Pecan growers gave a sigh of relief as timely September rains fell on state orchards during a critical growing stage, says a University of Georgia pecan expert.
The 3 to 5 inches of rain that fell in early September "were right on time for the pecans," said Tom Crocker, a horticulturist with the UGA College of Agricultural and Environmental Sciences.
|Timely September rains will enable Georgia pecans to mature into quality nuts.
Rains Help Nuts
Between early September and October, pecans enter a growing stage known as nut fill, when the edible part of the nut fills the hull. The rain will help the nut mature and improve the quality for harvest, Crocker said.
Not only was the rain beneficial, Crocker said, but the way it was delivered couldn't have been better. The steady, light showers came with little wind gusts that could damage tree limbs, knocking down the overall production and dollar value of the crop.
However, the rain does increase the risk of late-season scab, a fungus that can severely reduce the quantity and quality of yields, said Tim Brenneman, a UGA plant pathology researcher at the Coastal Plain Experiment Station in Tifton. But damage due to scab would be minimal this late in the season.
"We could also have some scab carry over to next season," Brenneman said.
For now, the perfect weather for pecans won't be rainy. "We need it to clear off and get some sunshine," Brenneman said, "so the leaves can put out what they need to fill those nuts right now."
With the third straight year of drought, the $100 million state pecan crop has had to depend greatly on irrigation. About two-thirds of the state orchards are irrigated.

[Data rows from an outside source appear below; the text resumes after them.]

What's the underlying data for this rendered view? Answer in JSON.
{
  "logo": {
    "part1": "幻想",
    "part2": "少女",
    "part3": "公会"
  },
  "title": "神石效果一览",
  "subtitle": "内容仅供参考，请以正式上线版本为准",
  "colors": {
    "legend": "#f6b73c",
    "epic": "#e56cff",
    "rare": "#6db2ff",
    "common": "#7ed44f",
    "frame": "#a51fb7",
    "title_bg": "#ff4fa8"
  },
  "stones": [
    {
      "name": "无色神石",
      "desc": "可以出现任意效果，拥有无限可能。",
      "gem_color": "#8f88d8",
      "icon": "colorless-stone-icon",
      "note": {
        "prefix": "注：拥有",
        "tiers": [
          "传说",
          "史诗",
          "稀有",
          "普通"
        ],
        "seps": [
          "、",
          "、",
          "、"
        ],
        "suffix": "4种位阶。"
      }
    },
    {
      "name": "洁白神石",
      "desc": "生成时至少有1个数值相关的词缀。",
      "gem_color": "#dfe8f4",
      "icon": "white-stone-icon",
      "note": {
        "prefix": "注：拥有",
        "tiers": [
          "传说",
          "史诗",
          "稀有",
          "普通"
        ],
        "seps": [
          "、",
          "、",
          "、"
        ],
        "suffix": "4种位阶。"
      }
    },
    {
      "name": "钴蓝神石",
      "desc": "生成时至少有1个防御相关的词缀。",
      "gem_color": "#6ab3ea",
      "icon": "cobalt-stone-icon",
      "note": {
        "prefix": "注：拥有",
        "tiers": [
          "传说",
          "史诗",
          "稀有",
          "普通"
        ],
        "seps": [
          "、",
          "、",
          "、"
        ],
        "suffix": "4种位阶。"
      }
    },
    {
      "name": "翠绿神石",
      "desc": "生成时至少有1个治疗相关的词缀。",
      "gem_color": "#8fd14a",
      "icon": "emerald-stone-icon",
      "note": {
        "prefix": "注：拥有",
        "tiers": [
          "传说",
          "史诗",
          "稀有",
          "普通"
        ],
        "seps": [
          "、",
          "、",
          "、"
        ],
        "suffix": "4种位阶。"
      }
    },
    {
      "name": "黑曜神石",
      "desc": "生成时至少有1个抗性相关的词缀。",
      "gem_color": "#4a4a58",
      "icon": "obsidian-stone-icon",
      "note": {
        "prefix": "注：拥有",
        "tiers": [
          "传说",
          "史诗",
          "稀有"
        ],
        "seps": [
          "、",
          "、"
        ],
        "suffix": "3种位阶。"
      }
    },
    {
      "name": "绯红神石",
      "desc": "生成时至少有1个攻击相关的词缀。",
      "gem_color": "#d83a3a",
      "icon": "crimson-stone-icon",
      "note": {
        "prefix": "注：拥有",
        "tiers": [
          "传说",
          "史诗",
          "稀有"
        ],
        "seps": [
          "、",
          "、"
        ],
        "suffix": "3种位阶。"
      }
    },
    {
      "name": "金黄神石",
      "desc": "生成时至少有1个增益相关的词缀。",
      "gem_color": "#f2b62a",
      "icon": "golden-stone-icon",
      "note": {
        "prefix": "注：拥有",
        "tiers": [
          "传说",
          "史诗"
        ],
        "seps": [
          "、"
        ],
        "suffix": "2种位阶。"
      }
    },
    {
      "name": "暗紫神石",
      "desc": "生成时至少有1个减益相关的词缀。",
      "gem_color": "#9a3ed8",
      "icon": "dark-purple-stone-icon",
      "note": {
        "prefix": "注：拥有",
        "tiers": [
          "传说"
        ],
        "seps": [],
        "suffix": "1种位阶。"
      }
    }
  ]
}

But overall, "the pecan crop looks real good right now," Crocker said.